By the Caribbean Journal staff
Sir Richard Branson is continuing his push for sustainable energy in the Caribbean, and the Caribbean resident is putting his money where his mouth is.
Branson has been on a drive to make his private Necker Island in the British Virgin Islands more green, following his regional call for sustainable energy development.
Branson has been perhaps the region’s most high-profile advocate for green energy, working with the Carbon War Room and the Rocky Mountain Institute to help regional stakeholders identify the region’s optimal energy future.
Last year, he convened a high-level regional conference on Necker that launched the “Ten Island Challenge,” which called for massive investment in green energy development in signatory countries, which ranged from Aruba to Colombia.
But his latest efforts have been close to home on Necker.
Branson has revealed a project that switched on a solar energy system on Necker, a project Branson says should provide diesel savings of more than 75 percent.
That project consisted of 1232 photovoltaic solar panels.
But Branson isn’t finished.
Now he has plans for wind turbines and batteries slated to come on line on Necker November.
“We’re aiming to turn Necker into one of the most renewably-powered islands in the world,” he wrote.

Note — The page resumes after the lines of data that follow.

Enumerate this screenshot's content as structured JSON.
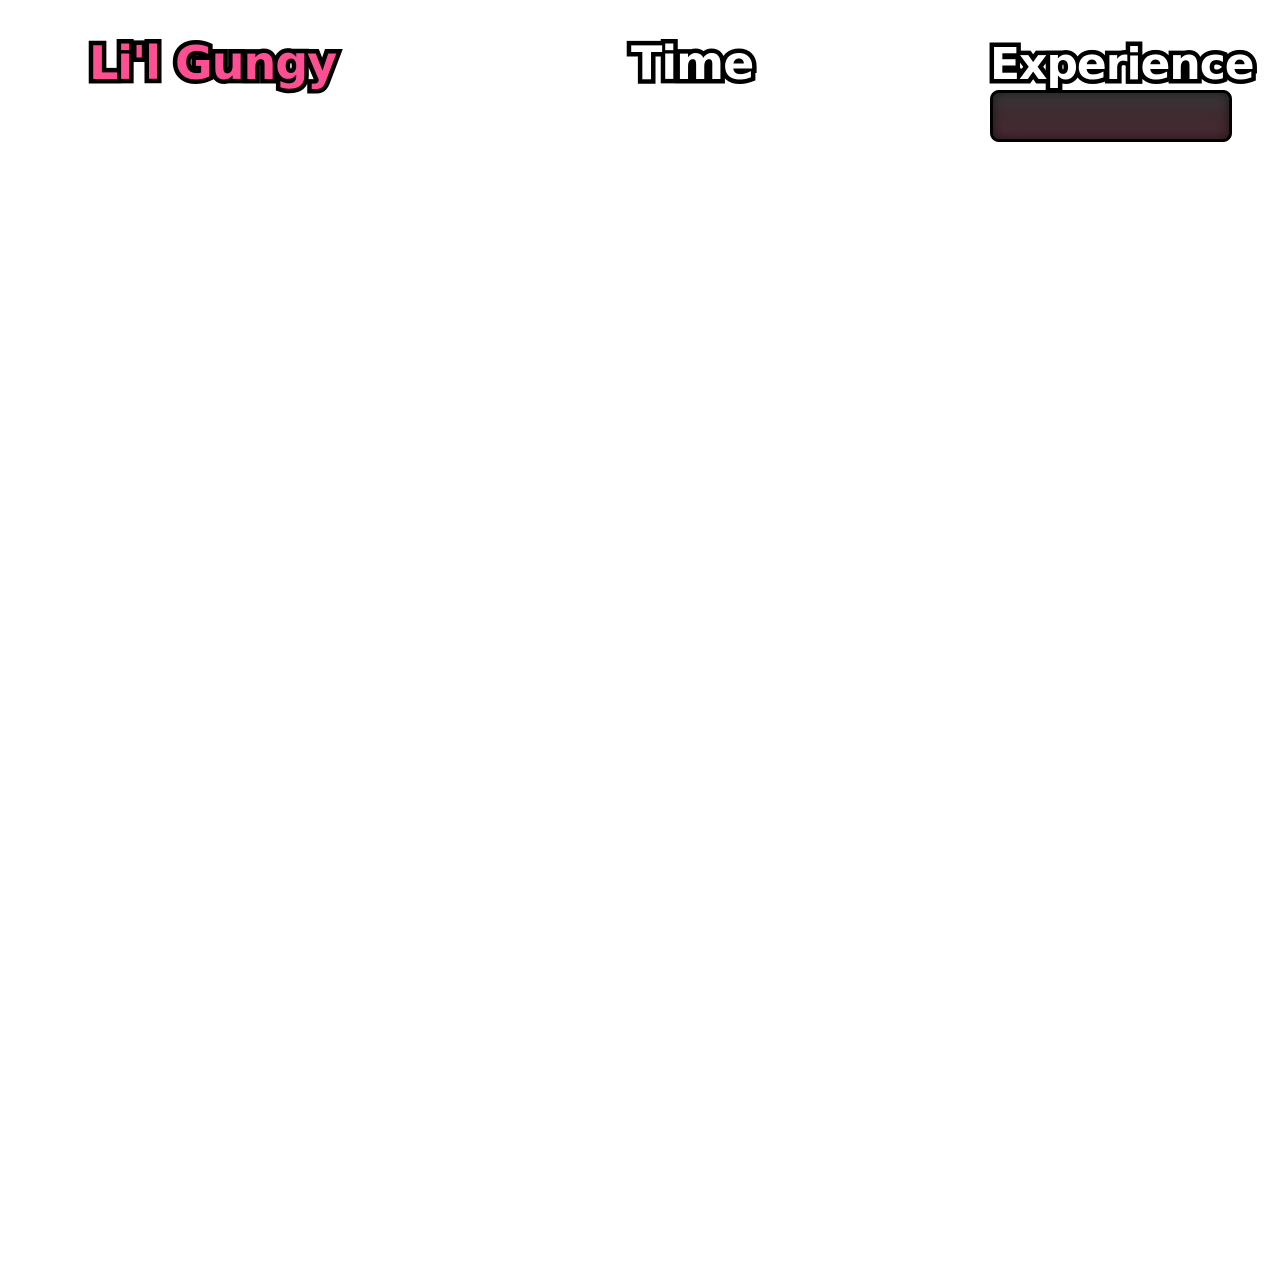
{
  "hud": {
    "character_name": "Li'l Gungy",
    "time_label": "Time",
    "experience_label": "Experience",
    "experience_progress": 0,
    "colors": {
      "name_pink": "#ff4f93",
      "label_white": "#ffffff",
      "outline": "#000000",
      "bar_background": "#3e2b30"
    }
  }
}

“We understand that we’re in a unique position, but so is the Caribbean as a whole. We can all benefit from the positive environmental, social and economic impacts of sustainability,” he said. “The small islands of the Caribbean may be highly vulnerable to climate change risks, but they have wonderful potential to be global leaders in climate change action,” he wrote.